[07/01/2009] - Information for Healthcare Professionals - FDA] Full article (This Advisory is a definite MUST read)

FDA ALERT [2/1/2008]: FDA is issuing this Alert to highlight important revisions to the
Warnings and Precautions


FDA NEWS RELEASE

For Immediate Release: July 1, 2009

Media Inquiries: Karen Riley, 301-796-4674; karen.riley@fda.hhs.gov
Consumer Inquiries: 888-INFO-FDA

FDA: Boxed Warning on Serious Mental Health Events to be Required for Chantix and Zyban

The U.S. Food and Drug Administration today announced that it is requiring manufacturers to put a Boxed Warning on the prescribing information for the smoking cessation drugs Chantix (varenicline) and Zyban (bupropion). The warning will highlight the risk of serious mental health events including changes in behavior, depressed mood, hostility, and suicidal thoughts when taking these drugs.

[07/01/2009 - News Release - FDA] Full article


Varenicline (marketed as Chantix) and Bupropion (marketed as Zyban, Wellbutrin, and generics)

Audience: Neuropsychiatric healthcare professionals, patients

FDA notified healthcare professionals and patients that it has required the manufacturers of the smoking cessation aids varenicline (Chantix) and bupropion (Zyban and generics) to add new Boxed Warnings and develop patient Medication Guides highlighting the risk of serious neuropsychiatric symptoms in patients using these products. These symptoms include changes in behavior, hostility, agitation, depressed mood, suicidal thoughts and behavior, and attempted suicide. The added warnings are based on the continued review of postmarketing adverse event reports for varenicline and bupropion received by the FDA. These reports included those with a temporal relationship between the use of varenicline or bupropion and suicidal events and the occurrence of suicidal ideation and suicidal behavior in patients with no history of psychiatric disease.

[07/01/2009 - Public Health Advisory - FDA]

Previous MedWatch Alert:



[02/01/2008]

FDA issued a Public Health Advisory on Feb. 1, 2008, to alert health care providers, patients, and caregivers to new safety warnings concerning Chantix (varenicline). Chantix is a prescription medication used to help people stop smoking.

Chantix was approved by FDA in May 2006. In November 2007, FDA issued an Early Communication to tell the public and health care providers that the agency was evaluating adverse event reports on Chantix related to changes in behavior, agitation, depressed mood, suicidal thoughts, and attempted and completed suicide.
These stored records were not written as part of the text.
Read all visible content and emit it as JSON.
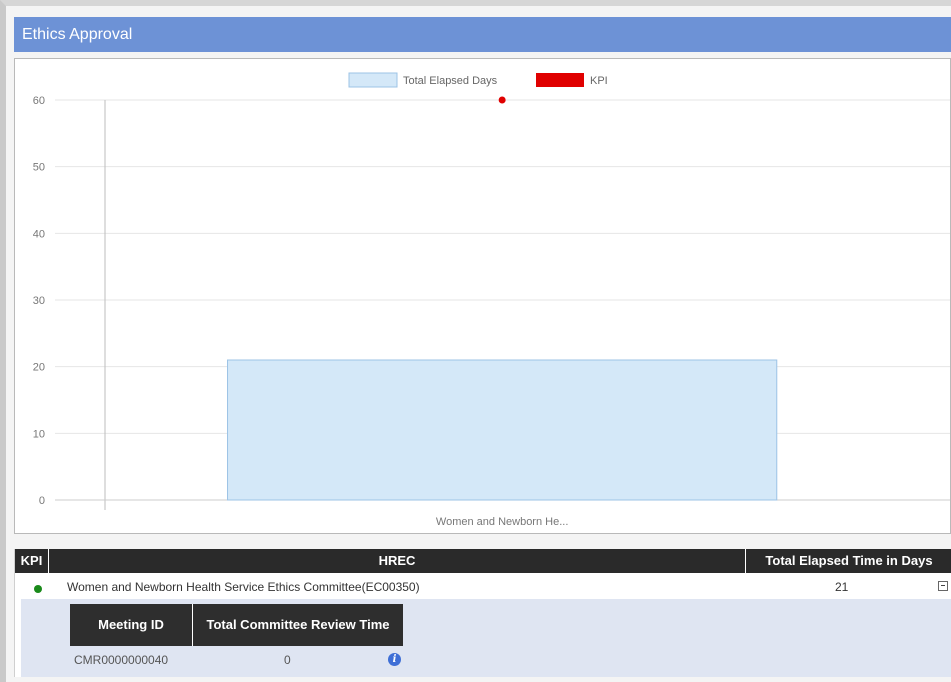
{
  "panel": {
    "title": "Ethics Approval"
  },
  "chart_data": {
    "type": "bar",
    "categories": [
      "Women and Newborn He..."
    ],
    "series": [
      {
        "name": "Total Elapsed Days",
        "values": [
          21
        ],
        "color": "#d4e8f8",
        "kind": "bar"
      },
      {
        "name": "KPI",
        "values": [
          60
        ],
        "color": "#e00000",
        "kind": "point"
      }
    ],
    "ylim": [
      0,
      60
    ],
    "yticks": [
      0,
      10,
      20,
      30,
      40,
      50,
      60
    ],
    "grid": true,
    "legend_position": "top-center"
  },
  "grid": {
    "columns": [
      "KPI",
      "HREC",
      "Total Elapsed Time in Days"
    ],
    "rows": [
      {
        "kpi_status": "green",
        "hrec": "Women and Newborn Health Service Ethics Committee(EC00350)",
        "total_elapsed": "21",
        "expanded": true,
        "detail": {
          "columns": [
            "Meeting ID",
            "Total Committee Review Time"
          ],
          "rows": [
            {
              "meeting_id": "CMR0000000040",
              "review_time": "0",
              "info_icon": "info-icon"
            }
          ]
        }
      }
    ]
  }
}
As FDA continues its review of the adverse event reports, it appears increasingly likely that there may be an association between Chantix and serious mood and behavior symptoms.

full release here
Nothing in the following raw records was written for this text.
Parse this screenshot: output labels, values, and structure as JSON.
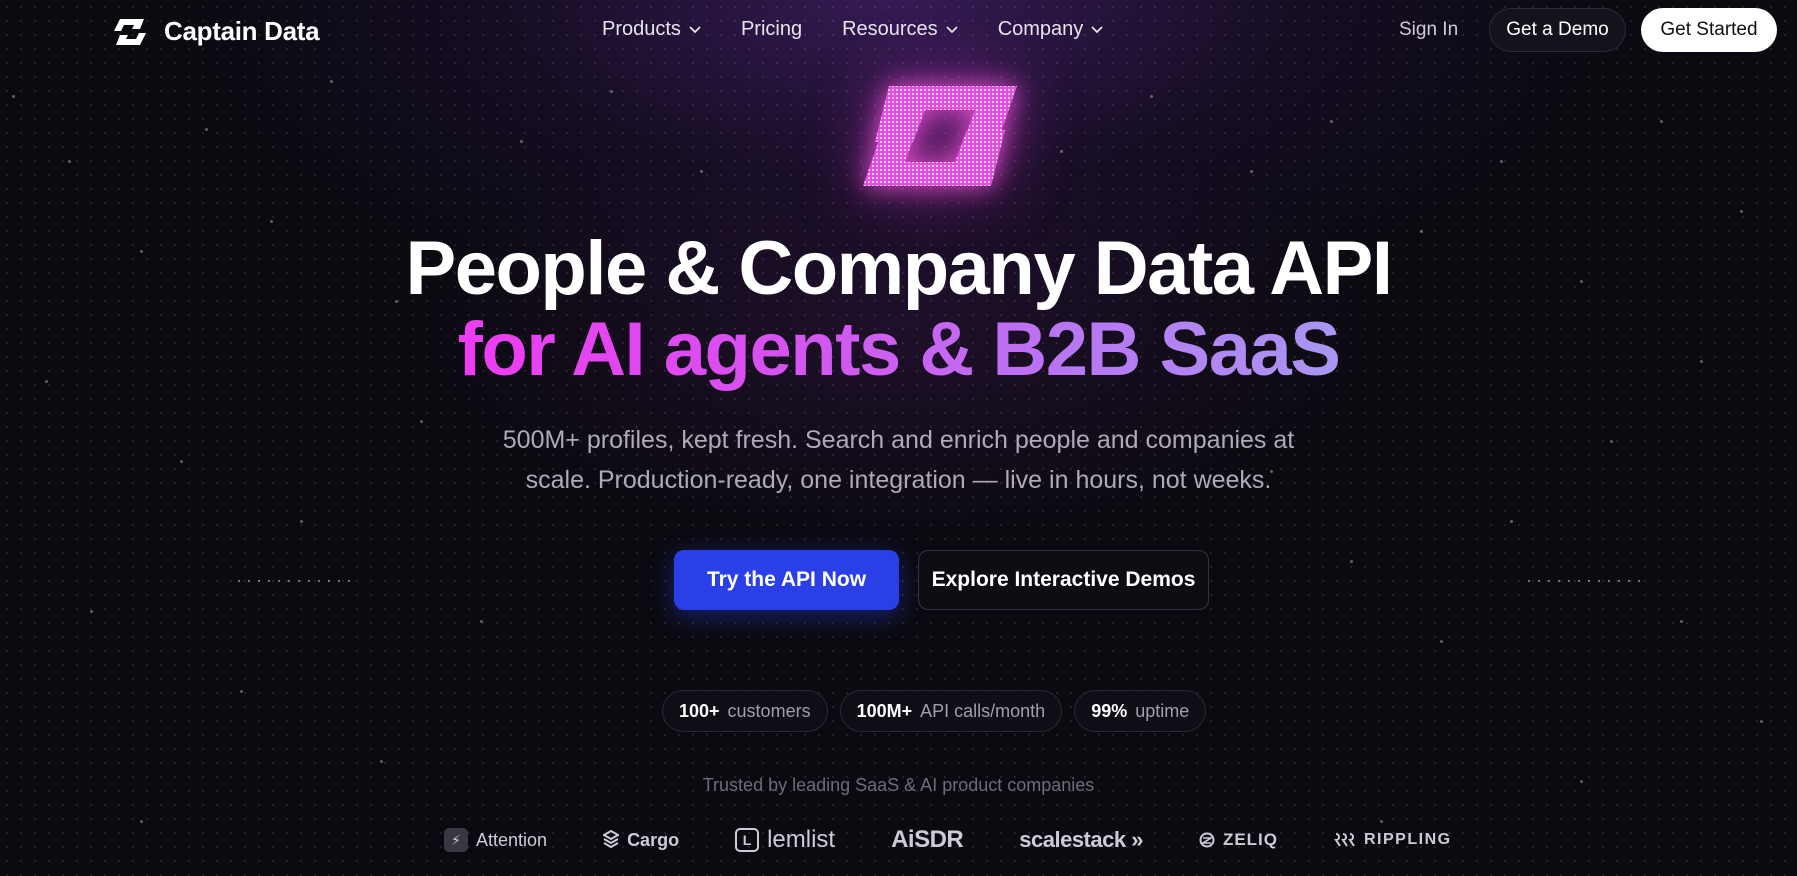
{
  "nav": {
    "brand": "Captain Data",
    "links": [
      {
        "label": "Products",
        "dropdown": true
      },
      {
        "label": "Pricing",
        "dropdown": false
      },
      {
        "label": "Resources",
        "dropdown": true
      },
      {
        "label": "Company",
        "dropdown": true
      }
    ],
    "sign_in": "Sign In",
    "demo": "Get a Demo",
    "start": "Get Started"
  },
  "hero": {
    "title_line1": "People & Company Data API",
    "title_line2": "for AI agents & B2B SaaS",
    "subtitle_line1": "500M+ profiles, kept fresh. Search and enrich people and companies at",
    "subtitle_line2": "scale. Production-ready, one integration — live in hours, not weeks.",
    "cta_primary": "Try the API Now",
    "cta_secondary": "Explore Interactive Demos"
  },
  "stats": [
    {
      "value": "100+",
      "label": "customers"
    },
    {
      "value": "100M+",
      "label": "API calls/month"
    },
    {
      "value": "99%",
      "label": "uptime"
    }
  ],
  "trusted": "Trusted by leading SaaS & AI product companies",
  "brands": [
    {
      "name": "Attention",
      "icon": "bolt-icon"
    },
    {
      "name": "Cargo",
      "icon": "cargo-icon"
    },
    {
      "name": "lemlist",
      "icon": "lemlist-icon"
    },
    {
      "name": "AiSDR",
      "icon": ""
    },
    {
      "name": "scalestack »",
      "icon": ""
    },
    {
      "name": "ZELIQ",
      "icon": "zeliq-icon"
    },
    {
      "name": "RIPPLING",
      "icon": "rippling-icon"
    }
  ],
  "colors": {
    "background": "#0b0a10",
    "primary_button": "#2a40e6",
    "gradient_start": "#ee3cf2",
    "gradient_end": "#a996f2",
    "glow_logo": "#ff5ae6"
  }
}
FDA NEWS RELEASE

FOR IMMEDIATE RELEASE
February 1, 2008

Media Inquiries:
Susan Cruzan, 301-827-6242
Rita Chappelle, 301-827-6242
Consumer Inquiries:
888-INFO-FDA

FDA Issues Public Health Advisory on Chantix
Agency requests that manufacturer add new safety warnings for smoking cessation drug
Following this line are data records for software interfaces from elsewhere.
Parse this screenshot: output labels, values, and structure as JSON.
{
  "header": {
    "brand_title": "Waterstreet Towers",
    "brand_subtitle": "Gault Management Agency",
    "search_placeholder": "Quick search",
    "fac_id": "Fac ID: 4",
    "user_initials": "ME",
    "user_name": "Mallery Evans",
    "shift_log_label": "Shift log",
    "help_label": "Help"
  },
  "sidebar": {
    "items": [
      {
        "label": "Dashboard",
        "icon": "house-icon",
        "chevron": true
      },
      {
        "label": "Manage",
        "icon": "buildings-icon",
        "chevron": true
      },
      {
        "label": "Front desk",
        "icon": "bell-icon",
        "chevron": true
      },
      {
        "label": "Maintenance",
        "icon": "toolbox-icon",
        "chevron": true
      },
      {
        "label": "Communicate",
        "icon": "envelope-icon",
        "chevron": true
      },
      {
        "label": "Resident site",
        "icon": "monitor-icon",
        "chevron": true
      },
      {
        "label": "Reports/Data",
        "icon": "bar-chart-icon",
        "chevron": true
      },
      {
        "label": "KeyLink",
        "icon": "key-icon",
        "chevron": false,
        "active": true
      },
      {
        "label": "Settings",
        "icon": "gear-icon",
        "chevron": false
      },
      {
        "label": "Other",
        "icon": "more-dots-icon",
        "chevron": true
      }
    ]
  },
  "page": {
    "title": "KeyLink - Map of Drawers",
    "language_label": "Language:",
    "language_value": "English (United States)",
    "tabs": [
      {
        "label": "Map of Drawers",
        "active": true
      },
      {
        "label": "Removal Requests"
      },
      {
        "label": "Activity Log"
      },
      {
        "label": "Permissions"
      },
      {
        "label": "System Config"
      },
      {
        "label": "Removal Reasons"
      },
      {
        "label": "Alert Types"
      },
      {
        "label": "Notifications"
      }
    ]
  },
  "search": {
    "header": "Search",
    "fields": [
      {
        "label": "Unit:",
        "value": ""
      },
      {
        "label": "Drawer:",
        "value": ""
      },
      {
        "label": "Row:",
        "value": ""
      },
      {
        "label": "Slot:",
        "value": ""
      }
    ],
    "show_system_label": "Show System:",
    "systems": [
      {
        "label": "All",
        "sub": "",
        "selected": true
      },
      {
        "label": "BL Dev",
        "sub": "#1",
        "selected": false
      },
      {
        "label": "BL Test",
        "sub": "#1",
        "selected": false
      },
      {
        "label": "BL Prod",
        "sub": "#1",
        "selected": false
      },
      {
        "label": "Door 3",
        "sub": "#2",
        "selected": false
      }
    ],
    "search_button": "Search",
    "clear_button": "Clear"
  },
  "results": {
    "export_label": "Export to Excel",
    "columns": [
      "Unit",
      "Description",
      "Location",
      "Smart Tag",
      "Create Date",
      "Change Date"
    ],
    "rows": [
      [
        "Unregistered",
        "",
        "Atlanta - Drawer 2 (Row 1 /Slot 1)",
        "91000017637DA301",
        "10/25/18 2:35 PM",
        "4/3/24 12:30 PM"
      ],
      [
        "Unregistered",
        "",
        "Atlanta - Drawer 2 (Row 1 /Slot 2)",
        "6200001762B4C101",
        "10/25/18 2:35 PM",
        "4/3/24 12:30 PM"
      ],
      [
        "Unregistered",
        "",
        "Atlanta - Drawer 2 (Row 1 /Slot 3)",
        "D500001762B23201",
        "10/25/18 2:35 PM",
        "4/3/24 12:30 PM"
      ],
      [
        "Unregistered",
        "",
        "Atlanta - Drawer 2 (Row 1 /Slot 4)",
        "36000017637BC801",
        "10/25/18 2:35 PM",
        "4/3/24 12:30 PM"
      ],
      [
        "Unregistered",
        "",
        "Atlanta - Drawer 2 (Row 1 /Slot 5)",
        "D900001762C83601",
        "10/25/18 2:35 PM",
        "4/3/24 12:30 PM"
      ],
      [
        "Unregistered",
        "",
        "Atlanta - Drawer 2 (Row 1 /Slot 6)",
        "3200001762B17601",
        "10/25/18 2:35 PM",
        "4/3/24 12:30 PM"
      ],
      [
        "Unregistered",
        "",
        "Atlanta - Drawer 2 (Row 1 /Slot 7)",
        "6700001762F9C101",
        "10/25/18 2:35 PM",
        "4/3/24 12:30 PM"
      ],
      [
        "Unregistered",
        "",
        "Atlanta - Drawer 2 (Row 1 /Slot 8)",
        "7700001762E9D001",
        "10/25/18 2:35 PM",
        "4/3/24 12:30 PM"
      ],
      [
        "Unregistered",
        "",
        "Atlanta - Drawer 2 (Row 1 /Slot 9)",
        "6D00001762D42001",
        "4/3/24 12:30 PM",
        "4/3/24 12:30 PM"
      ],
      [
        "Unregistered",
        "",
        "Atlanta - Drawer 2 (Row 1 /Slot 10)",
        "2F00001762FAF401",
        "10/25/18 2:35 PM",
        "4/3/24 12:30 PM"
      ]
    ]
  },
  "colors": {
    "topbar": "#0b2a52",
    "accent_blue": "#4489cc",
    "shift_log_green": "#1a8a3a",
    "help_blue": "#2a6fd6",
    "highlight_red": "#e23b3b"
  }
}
The U.S. Food and Drug Administration (FDA) today issued a Public Health Advisory to alert health care providers, patients, and caregivers to new safety warnings concerning Chantix (varenicline), a prescription medication used to help patients stop smoking.

On Nov. 20, 2007, FDA issued an Early Communication to the public and health care providers that the agency was evaluating postmarketing adverse event reports on Chantix related to changes in behavior, agitation, depressed mood, suicidal ideation, and actual suicidal behavior. 

Continued 


FDA will continue to update health care professionals with new information from FDA's continuing review or if new information is received on Chantix and serious neuropsychiatric symptoms. FDA may consider requesting further revisions to the labeling or taking other regulatory action as the agency's continuing reviews and conclusions warrant.

You can find complete article and more information here

You can also get updated information on the tobacco products here